Heartsick, I leashed Willie, and we went out the door to the car. I put him in a sit/stay behind the car while I hauled the heavy ramp from the backseat and placed it so that he could climb in without jumping and re-injuring his shoulder. It was hard for Willie to sit and stay while I lugged the ramp around. When I turned to Willie to release him, he sat big-eyed and trembling, almost overwhelmed by the energy it took to make himself obey and control his almost-out-of-control impulses. His face was desperate with the need to leap forward—to move move move, oh-please-I-have-to-move—countered by his desire to be a very good dog, the very best dog anyone could ever have.
That was when it hit me: I knew Willie like I knew myself. I knew what it was like to fight the demons inside and still want so badly to be good. To be so fearful that the slightest noise blows you off the ground as if a bomb has gone off under your feet. I knew what it was like to be happy and friendly on the outside and yet spend much of your life in fear.
I looked at his imploring face, and my heart opened up so wide and fast that my knees went weak. As I released Willie from his stay and he climbed into the car, I knew that I could never send him away. I sat beside him while he licked the tears off my cheeks, and I whispered, “I will, I will, I will, Willie, I will move heaven and earth to try to help us both.”
Tell us your love story. I will cherish every one, curled up on the couch with Skip at my feet and Maggie’s head on my lap, sipping Earl Grey tea from my cup, the one with Sweet Peas on it.
MEANWHILE, back on the farm: Dogs and Hats to make us smile.

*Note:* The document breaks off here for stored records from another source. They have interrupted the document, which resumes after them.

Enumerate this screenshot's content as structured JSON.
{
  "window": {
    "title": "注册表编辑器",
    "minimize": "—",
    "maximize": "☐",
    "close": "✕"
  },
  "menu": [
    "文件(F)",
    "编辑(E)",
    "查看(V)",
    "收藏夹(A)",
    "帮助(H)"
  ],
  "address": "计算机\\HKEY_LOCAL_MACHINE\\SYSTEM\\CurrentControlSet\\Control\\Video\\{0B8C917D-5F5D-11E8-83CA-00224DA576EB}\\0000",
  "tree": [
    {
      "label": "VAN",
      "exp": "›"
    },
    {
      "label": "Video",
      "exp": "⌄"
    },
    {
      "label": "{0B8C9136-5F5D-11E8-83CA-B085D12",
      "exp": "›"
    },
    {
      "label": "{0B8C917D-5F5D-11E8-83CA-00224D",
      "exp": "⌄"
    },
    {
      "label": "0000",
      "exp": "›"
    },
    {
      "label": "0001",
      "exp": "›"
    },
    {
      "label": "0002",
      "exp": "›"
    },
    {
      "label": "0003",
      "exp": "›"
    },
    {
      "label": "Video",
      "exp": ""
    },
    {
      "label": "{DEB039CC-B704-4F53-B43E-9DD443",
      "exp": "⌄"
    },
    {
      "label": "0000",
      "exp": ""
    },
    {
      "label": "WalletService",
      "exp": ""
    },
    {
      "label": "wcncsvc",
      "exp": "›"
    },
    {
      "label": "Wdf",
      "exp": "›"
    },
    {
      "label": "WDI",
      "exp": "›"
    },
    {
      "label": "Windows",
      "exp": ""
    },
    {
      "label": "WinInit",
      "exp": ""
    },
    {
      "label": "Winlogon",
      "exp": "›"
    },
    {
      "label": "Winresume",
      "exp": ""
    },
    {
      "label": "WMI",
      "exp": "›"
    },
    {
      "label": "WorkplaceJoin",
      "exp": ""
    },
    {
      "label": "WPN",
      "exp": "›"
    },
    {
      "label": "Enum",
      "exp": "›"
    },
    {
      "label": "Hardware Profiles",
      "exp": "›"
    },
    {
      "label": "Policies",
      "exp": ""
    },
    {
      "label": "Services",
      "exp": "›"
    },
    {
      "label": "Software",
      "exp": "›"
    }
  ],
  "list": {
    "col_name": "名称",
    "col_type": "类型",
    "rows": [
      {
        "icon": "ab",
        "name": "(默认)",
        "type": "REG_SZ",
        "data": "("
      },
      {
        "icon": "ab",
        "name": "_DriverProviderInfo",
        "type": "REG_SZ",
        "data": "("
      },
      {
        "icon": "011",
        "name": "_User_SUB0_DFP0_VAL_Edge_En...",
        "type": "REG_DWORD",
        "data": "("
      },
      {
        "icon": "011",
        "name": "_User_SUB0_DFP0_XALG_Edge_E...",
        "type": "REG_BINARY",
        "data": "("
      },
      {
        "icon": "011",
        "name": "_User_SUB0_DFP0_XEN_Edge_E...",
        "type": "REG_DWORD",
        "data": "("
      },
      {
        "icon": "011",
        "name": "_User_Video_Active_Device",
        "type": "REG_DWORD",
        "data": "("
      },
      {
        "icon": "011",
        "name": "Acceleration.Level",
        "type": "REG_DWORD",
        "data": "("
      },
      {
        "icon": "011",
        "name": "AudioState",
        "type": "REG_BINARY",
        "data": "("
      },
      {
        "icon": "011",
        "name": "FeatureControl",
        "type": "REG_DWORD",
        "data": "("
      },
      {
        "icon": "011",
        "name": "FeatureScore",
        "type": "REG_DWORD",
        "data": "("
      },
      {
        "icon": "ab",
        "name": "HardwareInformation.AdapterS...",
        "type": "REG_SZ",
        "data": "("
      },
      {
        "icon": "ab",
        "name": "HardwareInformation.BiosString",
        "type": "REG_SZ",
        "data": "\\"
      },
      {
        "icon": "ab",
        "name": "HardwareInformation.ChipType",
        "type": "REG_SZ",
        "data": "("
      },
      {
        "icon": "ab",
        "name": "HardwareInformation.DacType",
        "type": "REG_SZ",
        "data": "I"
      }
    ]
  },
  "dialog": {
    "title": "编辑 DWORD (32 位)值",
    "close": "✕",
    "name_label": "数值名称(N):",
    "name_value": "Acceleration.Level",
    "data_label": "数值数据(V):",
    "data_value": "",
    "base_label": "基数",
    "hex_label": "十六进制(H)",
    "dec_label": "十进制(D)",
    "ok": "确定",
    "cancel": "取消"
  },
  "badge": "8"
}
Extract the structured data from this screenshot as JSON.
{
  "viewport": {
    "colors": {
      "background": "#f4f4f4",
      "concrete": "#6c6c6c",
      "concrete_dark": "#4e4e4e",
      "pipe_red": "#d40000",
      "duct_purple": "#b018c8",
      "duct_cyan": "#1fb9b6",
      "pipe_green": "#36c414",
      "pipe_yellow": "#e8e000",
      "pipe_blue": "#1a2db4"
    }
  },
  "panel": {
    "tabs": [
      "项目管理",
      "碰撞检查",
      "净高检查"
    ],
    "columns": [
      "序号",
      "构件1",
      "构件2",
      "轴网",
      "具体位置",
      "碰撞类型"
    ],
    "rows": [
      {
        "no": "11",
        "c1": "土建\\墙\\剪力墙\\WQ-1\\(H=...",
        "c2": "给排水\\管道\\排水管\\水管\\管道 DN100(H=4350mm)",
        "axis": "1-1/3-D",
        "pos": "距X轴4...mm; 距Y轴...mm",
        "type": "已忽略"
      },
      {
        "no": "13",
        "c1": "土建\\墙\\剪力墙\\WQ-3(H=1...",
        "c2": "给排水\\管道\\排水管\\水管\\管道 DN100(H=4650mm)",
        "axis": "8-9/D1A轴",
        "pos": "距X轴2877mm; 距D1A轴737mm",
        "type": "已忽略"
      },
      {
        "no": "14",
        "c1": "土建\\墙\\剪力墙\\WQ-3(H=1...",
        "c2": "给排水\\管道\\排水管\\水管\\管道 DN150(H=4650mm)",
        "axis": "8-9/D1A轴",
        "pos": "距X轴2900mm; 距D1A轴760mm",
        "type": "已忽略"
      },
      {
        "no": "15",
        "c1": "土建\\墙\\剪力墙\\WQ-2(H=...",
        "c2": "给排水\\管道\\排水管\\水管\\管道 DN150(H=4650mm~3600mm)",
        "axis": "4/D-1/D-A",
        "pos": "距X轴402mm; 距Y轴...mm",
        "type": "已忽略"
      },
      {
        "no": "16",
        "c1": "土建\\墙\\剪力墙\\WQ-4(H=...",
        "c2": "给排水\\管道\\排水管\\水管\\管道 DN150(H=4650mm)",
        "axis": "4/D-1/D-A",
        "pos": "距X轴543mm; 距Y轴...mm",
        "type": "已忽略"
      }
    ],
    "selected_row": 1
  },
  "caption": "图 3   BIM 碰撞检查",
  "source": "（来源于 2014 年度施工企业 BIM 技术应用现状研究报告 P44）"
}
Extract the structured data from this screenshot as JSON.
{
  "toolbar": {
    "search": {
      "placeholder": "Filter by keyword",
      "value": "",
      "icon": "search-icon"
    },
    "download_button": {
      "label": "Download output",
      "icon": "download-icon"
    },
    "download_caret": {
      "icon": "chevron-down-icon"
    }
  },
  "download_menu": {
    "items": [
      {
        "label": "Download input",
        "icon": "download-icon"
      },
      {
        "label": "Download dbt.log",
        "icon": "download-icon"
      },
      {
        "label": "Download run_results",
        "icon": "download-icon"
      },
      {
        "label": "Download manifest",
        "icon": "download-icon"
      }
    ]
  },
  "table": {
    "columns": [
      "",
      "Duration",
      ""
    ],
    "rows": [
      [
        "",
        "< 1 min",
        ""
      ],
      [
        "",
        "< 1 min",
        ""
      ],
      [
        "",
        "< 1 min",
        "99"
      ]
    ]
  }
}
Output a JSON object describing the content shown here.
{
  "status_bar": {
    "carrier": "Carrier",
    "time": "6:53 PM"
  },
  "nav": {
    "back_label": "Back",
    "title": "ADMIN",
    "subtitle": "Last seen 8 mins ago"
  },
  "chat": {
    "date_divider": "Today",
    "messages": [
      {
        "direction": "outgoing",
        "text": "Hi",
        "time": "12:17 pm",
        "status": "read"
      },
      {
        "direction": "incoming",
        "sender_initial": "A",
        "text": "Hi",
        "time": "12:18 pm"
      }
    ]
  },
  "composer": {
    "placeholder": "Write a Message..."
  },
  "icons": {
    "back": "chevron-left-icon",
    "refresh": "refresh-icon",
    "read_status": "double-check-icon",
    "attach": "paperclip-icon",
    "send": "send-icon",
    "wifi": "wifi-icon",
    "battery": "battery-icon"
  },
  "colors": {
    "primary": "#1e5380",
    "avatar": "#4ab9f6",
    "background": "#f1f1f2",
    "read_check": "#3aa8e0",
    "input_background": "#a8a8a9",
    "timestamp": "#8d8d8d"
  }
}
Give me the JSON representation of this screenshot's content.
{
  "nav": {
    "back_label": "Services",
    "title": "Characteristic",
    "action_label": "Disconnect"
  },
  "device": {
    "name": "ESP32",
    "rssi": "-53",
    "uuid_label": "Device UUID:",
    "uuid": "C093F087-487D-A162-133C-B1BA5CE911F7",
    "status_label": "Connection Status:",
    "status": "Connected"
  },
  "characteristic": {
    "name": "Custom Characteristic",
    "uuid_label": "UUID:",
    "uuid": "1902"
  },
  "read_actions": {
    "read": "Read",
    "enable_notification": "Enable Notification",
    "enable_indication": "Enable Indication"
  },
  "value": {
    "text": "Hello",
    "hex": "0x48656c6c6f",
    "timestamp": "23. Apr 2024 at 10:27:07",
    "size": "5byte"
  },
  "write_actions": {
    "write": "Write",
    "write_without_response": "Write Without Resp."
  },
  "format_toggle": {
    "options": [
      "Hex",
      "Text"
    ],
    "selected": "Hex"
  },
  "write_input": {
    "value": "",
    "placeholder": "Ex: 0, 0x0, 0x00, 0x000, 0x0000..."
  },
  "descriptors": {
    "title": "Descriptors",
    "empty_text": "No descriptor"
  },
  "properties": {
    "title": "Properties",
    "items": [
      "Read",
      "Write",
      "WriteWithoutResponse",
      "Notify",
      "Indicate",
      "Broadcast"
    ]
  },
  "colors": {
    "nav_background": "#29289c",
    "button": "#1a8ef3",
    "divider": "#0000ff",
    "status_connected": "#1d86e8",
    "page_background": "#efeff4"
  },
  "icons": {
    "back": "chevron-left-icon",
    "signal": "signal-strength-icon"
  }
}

Tell us your love story. Smile at your dog. Buy a new hat. Find something good to focus on and savor it. We’ll get through this.